# TO DO
Every line in the records below with the string "icon" is to be copied out.

# Element data from apps and pages
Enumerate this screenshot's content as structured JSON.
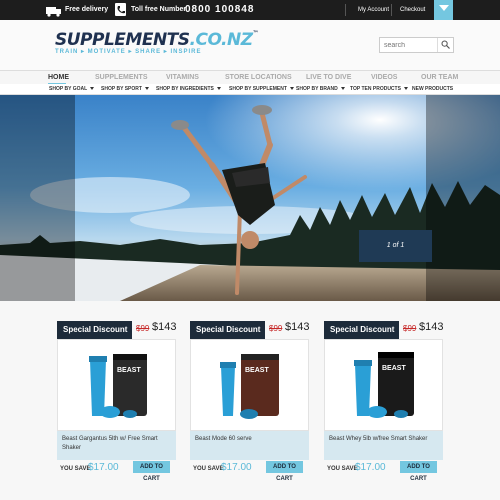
{
  "topbar": {
    "delivery": "Free delivery",
    "tollfree_label": "Toll free Number",
    "tollfree_number": "0800 100848",
    "my_account": "My Account",
    "checkout": "Checkout"
  },
  "logo": {
    "main": "SUPPLEMENTS",
    "tld": ".CO.NZ",
    "tm": "™",
    "tagline": "TRAIN ▸ MOTIVATE ▸ SHARE ▸ INSPIRE"
  },
  "search": {
    "placeholder": "search"
  },
  "mainnav": [
    "HOME",
    "SUPPLEMENTS",
    "VITAMINS",
    "STORE LOCATIONS",
    "LIVE TO DIVE",
    "VIDEOS",
    "OUR TEAM"
  ],
  "subnav": [
    "SHOP BY GOAL",
    "SHOP BY SPORT",
    "SHOP BY INGREDIENTS",
    "SHOP BY SUPPLEMENT",
    "SHOP BY BRAND",
    "TOP TEN PRODUCTS",
    "NEW PRODUCTS"
  ],
  "hero": {
    "indicator": "1 of 1"
  },
  "products": [
    {
      "badge": "Special Discount",
      "old_price": "$99",
      "new_price": "$143",
      "name": "Beast Gargantus 5lth w/ Free Smart Shaker",
      "save_label": "YOU SAVE",
      "save_value": "$17.00",
      "cta": "ADD TO CART",
      "tub_color": "#2a2a2a",
      "tub_label": "BEAST"
    },
    {
      "badge": "Special Discount",
      "old_price": "$99",
      "new_price": "$143",
      "name": "Beast Mode 60 serve",
      "save_label": "YOU SAVE",
      "save_value": "$17.00",
      "cta": "ADD TO CART",
      "tub_color": "#5a2a1e",
      "tub_label": "BEAST"
    },
    {
      "badge": "Special Discount",
      "old_price": "$99",
      "new_price": "$143",
      "name": "Beast Whey 5lb w/free Smart Shaker",
      "save_label": "YOU SAVE",
      "save_value": "$17.00",
      "cta": "ADD TO CART",
      "tub_color": "#1a1a1a",
      "tub_label": "BEAST"
    }
  ],
  "colors": {
    "accent": "#74c7e0",
    "navy": "#1d2b3a",
    "sale_red": "#c62828"
  }
}
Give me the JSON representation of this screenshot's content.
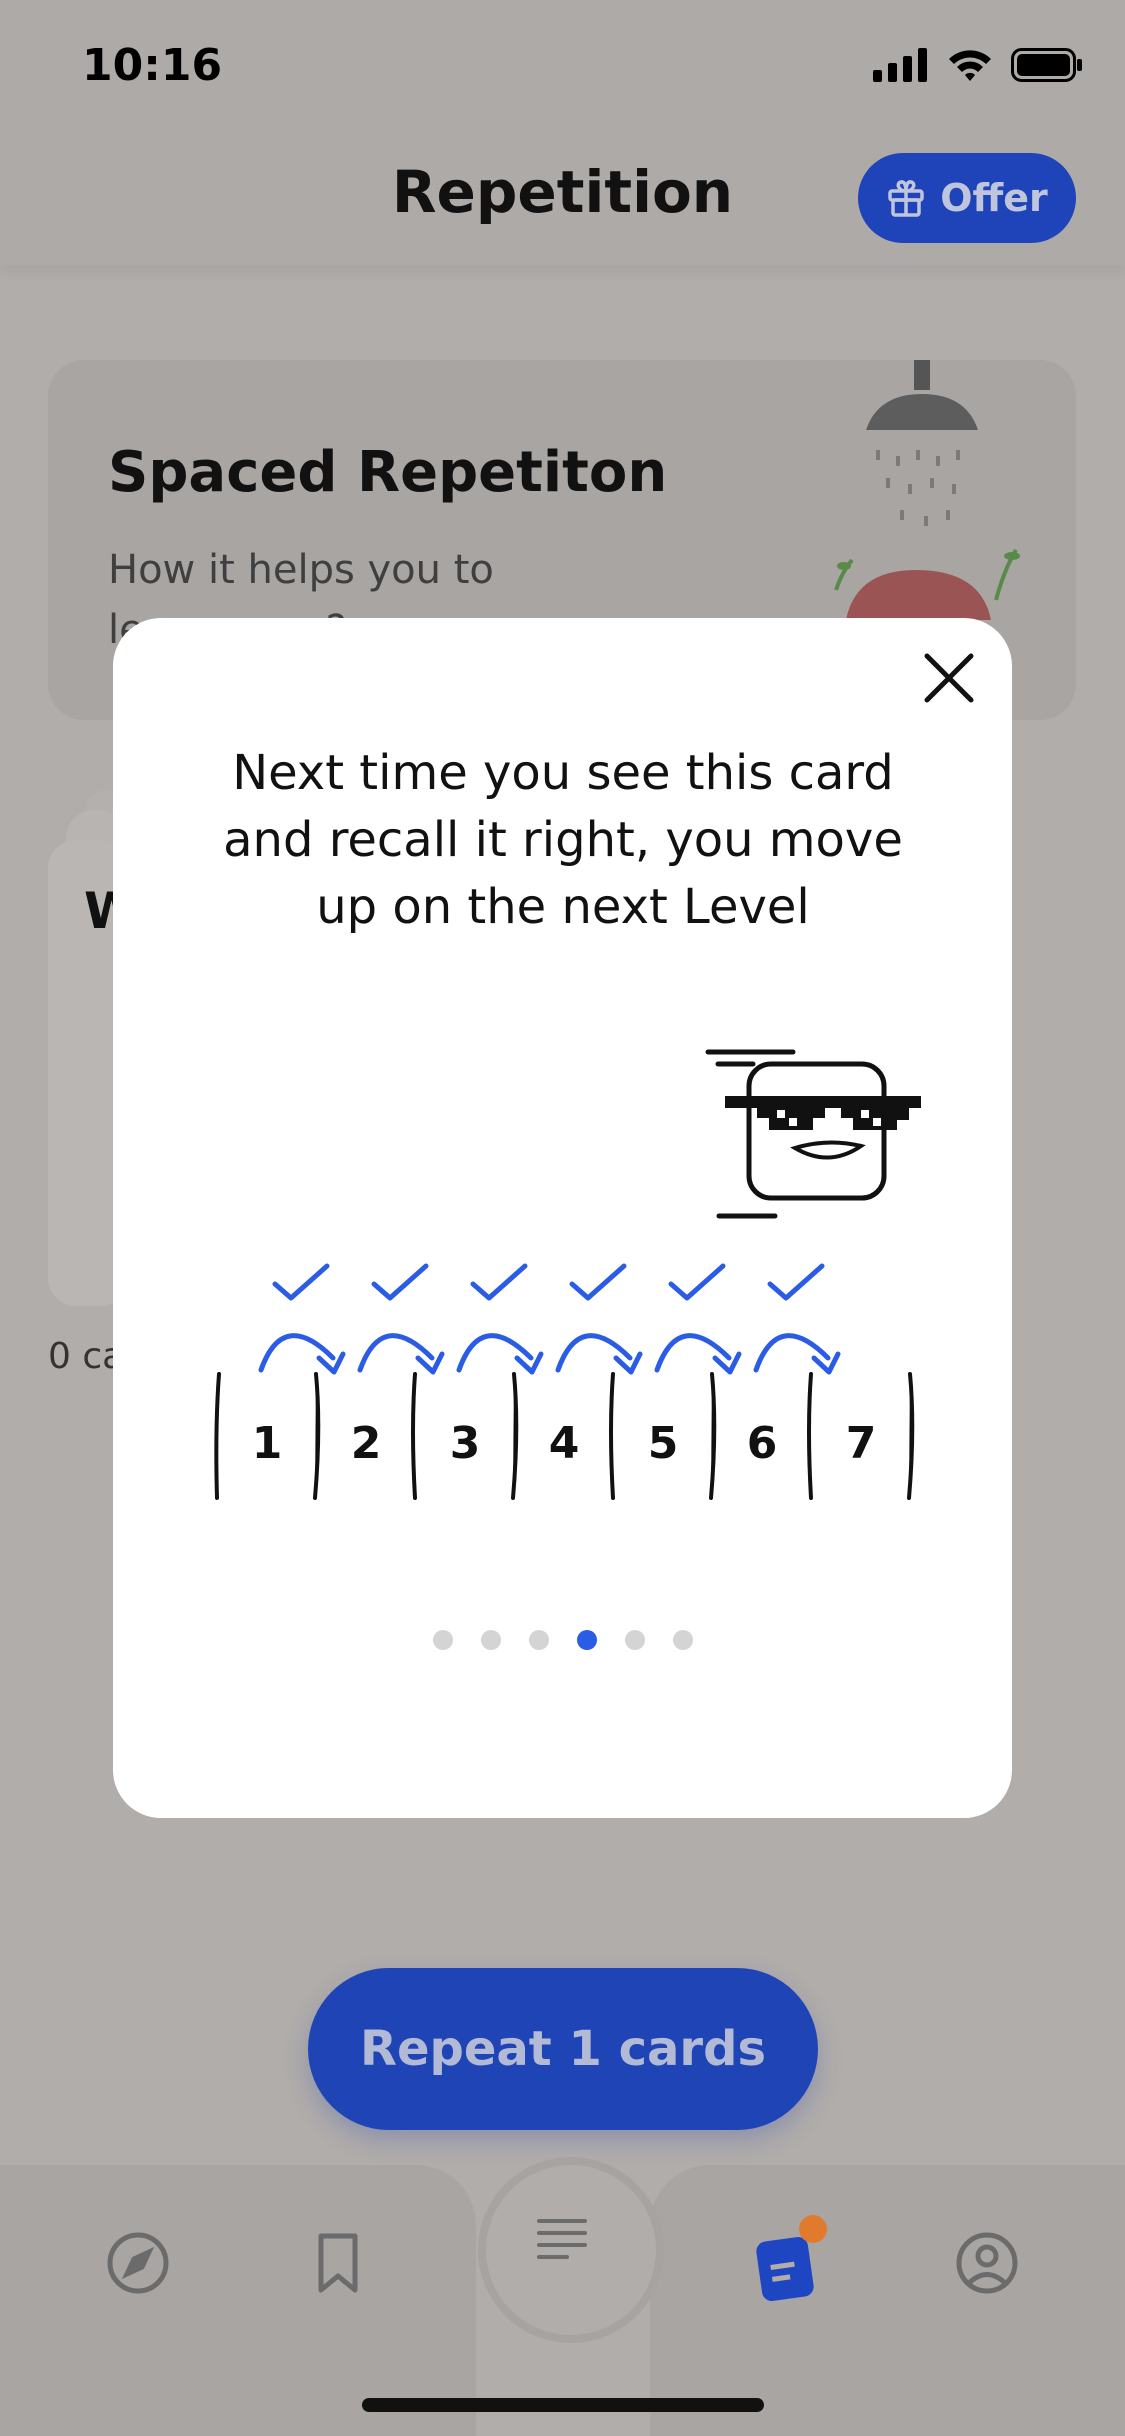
{
  "status_bar": {
    "time": "10:16"
  },
  "header": {
    "title": "Repetition",
    "offer_label": "Offer"
  },
  "info_card": {
    "title": "Spaced Repetiton",
    "subtitle": "How it helps you to learn more?"
  },
  "deck": {
    "title_initial": "W",
    "count_text": "0 ca"
  },
  "modal": {
    "text": "Next time you see this card and recall it right, you move up on the next Level",
    "levels": [
      "1",
      "2",
      "3",
      "4",
      "5",
      "6",
      "7"
    ],
    "page_count": 6,
    "active_page": 4
  },
  "cta": {
    "repeat_label": "Repeat 1 cards"
  },
  "tabbar": {
    "items": [
      {
        "icon": "compass-icon"
      },
      {
        "icon": "bookmark-icon"
      },
      {
        "icon": "menu-lines-icon"
      },
      {
        "icon": "learn-cards-icon"
      },
      {
        "icon": "profile-icon"
      }
    ],
    "badge_color": "#e07b2e"
  },
  "colors": {
    "accent": "#2b5ce6",
    "button": "#1e44b5"
  }
}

# COMPLETED TASK
        "icon": "compass-icon"
        "icon": "bookmark-icon"
        "icon": "menu-lines-icon"
        "icon": "learn-cards-icon"
        "icon": "profile-icon"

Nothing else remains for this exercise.